**ACTIVITY:**
What is the count of lines below that include "price"? Reply with nothing else.

**GIVEN DATA:**

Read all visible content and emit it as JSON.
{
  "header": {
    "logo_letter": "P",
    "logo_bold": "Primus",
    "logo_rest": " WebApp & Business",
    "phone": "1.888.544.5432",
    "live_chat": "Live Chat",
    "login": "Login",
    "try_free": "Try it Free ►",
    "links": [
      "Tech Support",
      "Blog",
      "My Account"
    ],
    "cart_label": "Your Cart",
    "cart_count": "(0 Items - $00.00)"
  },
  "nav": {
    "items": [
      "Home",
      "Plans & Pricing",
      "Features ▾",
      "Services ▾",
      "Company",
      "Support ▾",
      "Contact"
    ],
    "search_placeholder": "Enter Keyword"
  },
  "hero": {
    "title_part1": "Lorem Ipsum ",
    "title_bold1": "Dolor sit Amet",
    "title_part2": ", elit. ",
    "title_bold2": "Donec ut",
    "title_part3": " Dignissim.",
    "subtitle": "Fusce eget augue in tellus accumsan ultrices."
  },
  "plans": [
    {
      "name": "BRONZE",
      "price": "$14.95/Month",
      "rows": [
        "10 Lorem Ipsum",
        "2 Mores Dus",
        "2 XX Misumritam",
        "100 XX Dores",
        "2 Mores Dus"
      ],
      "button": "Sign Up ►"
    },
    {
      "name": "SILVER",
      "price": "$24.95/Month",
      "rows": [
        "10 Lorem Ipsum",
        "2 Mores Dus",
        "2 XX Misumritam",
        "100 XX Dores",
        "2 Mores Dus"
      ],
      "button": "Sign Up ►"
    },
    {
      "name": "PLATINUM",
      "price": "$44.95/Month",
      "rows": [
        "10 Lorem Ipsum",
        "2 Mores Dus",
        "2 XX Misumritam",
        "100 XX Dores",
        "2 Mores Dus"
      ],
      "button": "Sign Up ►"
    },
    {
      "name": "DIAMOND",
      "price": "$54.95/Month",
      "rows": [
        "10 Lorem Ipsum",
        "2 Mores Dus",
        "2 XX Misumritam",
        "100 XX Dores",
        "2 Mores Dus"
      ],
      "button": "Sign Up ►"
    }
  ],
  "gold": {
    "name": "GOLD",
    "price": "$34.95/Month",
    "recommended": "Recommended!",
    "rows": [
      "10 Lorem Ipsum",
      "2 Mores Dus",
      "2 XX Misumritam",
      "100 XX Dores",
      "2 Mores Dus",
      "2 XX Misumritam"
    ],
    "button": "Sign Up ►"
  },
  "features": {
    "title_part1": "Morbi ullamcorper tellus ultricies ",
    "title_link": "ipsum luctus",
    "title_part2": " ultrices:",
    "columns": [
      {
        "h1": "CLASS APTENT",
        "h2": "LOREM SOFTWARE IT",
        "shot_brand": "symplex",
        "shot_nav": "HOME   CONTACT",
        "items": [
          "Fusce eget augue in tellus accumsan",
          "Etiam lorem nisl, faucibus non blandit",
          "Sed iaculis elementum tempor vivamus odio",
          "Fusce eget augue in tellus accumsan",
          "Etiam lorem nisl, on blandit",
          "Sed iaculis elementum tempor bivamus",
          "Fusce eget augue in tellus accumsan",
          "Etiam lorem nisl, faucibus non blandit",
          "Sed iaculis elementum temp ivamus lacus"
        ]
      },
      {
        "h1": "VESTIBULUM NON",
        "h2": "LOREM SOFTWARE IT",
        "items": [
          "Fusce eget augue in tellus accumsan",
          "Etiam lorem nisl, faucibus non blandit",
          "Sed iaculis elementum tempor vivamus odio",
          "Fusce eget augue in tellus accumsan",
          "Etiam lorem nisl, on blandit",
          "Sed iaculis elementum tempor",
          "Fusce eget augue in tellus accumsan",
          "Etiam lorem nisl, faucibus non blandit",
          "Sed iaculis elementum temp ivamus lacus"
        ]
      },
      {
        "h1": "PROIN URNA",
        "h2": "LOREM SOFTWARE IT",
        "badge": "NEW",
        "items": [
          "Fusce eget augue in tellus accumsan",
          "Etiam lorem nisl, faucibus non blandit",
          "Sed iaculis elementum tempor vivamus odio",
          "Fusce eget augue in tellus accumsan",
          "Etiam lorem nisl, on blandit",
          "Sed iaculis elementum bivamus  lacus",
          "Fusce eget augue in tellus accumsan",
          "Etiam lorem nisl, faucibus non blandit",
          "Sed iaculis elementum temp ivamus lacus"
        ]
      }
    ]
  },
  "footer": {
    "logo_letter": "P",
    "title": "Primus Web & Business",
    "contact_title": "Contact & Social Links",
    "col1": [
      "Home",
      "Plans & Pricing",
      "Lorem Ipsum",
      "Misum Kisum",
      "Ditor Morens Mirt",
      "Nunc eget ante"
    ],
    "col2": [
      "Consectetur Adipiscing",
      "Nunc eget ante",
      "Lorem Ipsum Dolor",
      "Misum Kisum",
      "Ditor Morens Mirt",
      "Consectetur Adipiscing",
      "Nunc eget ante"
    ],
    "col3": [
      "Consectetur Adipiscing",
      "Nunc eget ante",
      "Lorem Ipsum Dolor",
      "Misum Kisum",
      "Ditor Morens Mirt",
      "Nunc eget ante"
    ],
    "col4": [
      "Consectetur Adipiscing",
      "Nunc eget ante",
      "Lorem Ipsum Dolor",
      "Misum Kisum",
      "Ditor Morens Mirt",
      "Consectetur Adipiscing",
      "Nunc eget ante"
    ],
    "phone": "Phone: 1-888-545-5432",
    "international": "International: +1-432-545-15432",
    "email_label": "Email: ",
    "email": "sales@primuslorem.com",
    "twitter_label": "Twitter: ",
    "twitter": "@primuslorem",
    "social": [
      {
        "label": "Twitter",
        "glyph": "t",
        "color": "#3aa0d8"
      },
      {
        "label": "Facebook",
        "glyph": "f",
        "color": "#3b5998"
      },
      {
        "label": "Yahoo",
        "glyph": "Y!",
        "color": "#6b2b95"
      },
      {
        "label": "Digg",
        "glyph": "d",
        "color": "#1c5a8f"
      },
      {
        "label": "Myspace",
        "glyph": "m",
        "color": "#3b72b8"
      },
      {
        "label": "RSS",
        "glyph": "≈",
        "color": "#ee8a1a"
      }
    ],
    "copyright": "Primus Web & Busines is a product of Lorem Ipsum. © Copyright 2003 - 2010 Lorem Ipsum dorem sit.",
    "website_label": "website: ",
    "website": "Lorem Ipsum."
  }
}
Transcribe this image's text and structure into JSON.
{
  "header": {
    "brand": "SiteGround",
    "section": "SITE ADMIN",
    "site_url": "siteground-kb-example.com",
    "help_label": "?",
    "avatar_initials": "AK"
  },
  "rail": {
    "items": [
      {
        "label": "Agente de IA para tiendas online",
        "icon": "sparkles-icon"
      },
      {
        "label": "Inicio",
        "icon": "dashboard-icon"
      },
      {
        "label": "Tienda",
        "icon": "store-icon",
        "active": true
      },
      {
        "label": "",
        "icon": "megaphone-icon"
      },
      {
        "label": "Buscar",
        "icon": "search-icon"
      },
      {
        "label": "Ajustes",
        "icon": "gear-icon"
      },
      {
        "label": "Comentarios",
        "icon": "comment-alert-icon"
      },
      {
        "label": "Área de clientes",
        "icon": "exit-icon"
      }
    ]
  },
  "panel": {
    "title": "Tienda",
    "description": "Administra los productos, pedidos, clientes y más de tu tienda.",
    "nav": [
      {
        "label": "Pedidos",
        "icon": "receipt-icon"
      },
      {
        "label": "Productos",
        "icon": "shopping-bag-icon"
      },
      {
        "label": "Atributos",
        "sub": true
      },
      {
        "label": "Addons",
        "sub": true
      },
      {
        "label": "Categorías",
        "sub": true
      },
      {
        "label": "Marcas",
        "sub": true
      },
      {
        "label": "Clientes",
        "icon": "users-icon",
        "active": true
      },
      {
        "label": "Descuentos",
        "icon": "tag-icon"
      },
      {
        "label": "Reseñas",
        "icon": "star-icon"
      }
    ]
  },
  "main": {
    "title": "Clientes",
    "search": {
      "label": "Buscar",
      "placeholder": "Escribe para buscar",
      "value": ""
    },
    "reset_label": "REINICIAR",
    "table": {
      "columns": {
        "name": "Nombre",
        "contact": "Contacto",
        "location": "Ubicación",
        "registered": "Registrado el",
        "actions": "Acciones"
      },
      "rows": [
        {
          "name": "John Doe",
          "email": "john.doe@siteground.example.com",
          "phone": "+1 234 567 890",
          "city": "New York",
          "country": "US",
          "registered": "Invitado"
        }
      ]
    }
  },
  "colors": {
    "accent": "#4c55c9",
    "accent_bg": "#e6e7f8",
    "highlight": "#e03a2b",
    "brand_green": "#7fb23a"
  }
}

**THE COMPLETED TASK:**
5